:: AVAILABLE DATA ::

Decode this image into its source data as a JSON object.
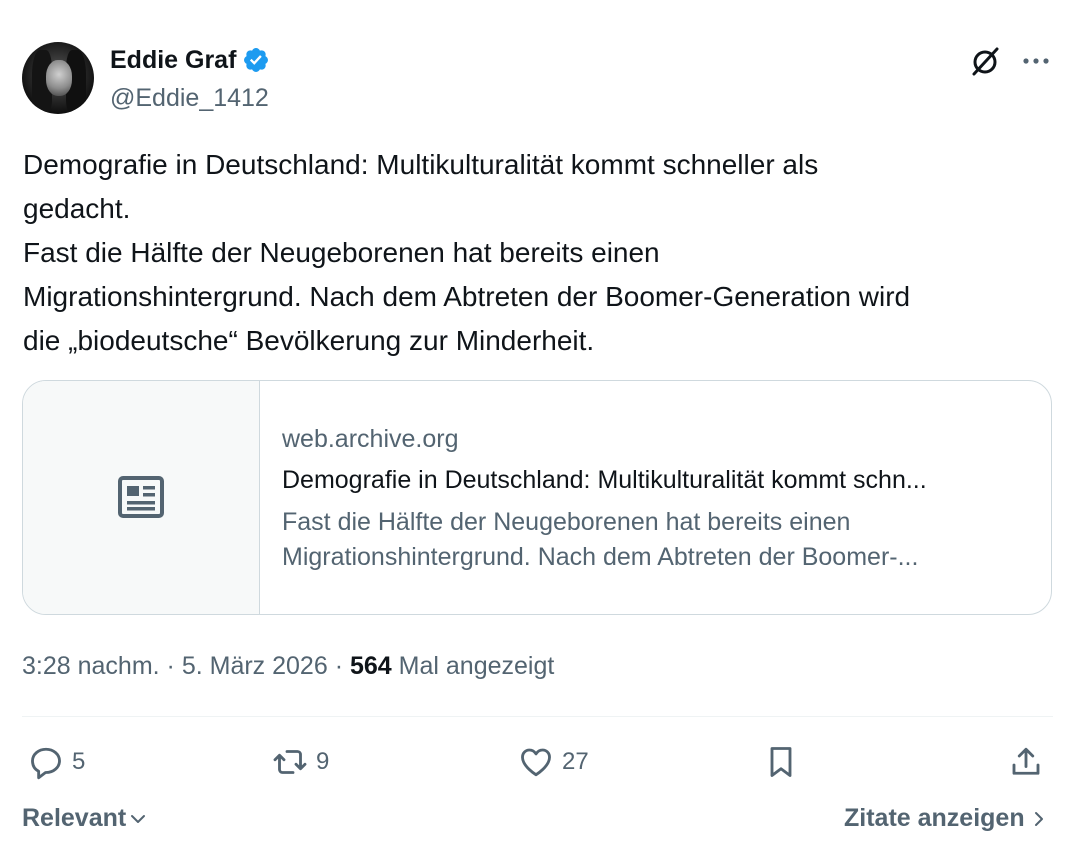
{
  "author": {
    "display_name": "Eddie Graf",
    "handle": "@Eddie_1412"
  },
  "tweet": {
    "lines": [
      "Demografie in Deutschland: Multikulturalität kommt schneller als",
      "gedacht.",
      "Fast die Hälfte der Neugeborenen hat bereits einen",
      "Migrationshintergrund. Nach dem Abtreten der Boomer-Generation wird",
      "die „biodeutsche“ Bevölkerung zur Minderheit."
    ]
  },
  "card": {
    "domain": "web.archive.org",
    "title": "Demografie in Deutschland: Multikulturalität kommt schn...",
    "description_lines": [
      "Fast die Hälfte der Neugeborenen hat bereits einen",
      "Migrationshintergrund. Nach dem Abtreten der Boomer-..."
    ]
  },
  "meta": {
    "time": "3:28 nachm.",
    "separator": "·",
    "date": "5. März 2026",
    "views_count": "564",
    "views_label": "Mal angezeigt"
  },
  "actions": {
    "replies": "5",
    "reposts": "9",
    "likes": "27"
  },
  "footer": {
    "sort_label": "Relevant",
    "quotes_label": "Zitate anzeigen"
  },
  "colors": {
    "verified": "#1d9bf0",
    "secondary_text": "#536471",
    "primary_text": "#0f1419",
    "border": "#cfd9de"
  },
  "icons": [
    "verified-badge-icon",
    "grok-icon",
    "more-icon",
    "article-icon",
    "reply-icon",
    "repost-icon",
    "like-icon",
    "bookmark-icon",
    "share-icon",
    "chevron-down-icon",
    "chevron-right-icon"
  ]
}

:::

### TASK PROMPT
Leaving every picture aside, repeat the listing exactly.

### WRITTEN RESPONSE
Decode this image into its source data as a JSON object.
{
  "author": {
    "display_name": "Eddie Graf",
    "handle": "@Eddie_1412"
  },
  "tweet": {
    "lines": [
      "Demografie in Deutschland: Multikulturalität kommt schneller als",
      "gedacht.",
      "Fast die Hälfte der Neugeborenen hat bereits einen",
      "Migrationshintergrund. Nach dem Abtreten der Boomer-Generation wird",
      "die „biodeutsche“ Bevölkerung zur Minderheit."
    ]
  },
  "card": {
    "domain": "web.archive.org",
    "title": "Demografie in Deutschland: Multikulturalität kommt schn...",
    "description_lines": [
      "Fast die Hälfte der Neugeborenen hat bereits einen",
      "Migrationshintergrund. Nach dem Abtreten der Boomer-..."
    ]
  },
  "meta": {
    "time": "3:28 nachm.",
    "separator": "·",
    "date": "5. März 2026",
    "views_count": "564",
    "views_label": "Mal angezeigt"
  },
  "actions": {
    "replies": "5",
    "reposts": "9",
    "likes": "27"
  },
  "footer": {
    "sort_label": "Relevant",
    "quotes_label": "Zitate anzeigen"
  },
  "colors": {
    "verified": "#1d9bf0",
    "secondary_text": "#536471",
    "primary_text": "#0f1419",
    "border": "#cfd9de"
  },
  "icons": [
    "verified-badge-icon",
    "grok-icon",
    "more-icon",
    "article-icon",
    "reply-icon",
    "repost-icon",
    "like-icon",
    "bookmark-icon",
    "share-icon",
    "chevron-down-icon",
    "chevron-right-icon"
  ]
}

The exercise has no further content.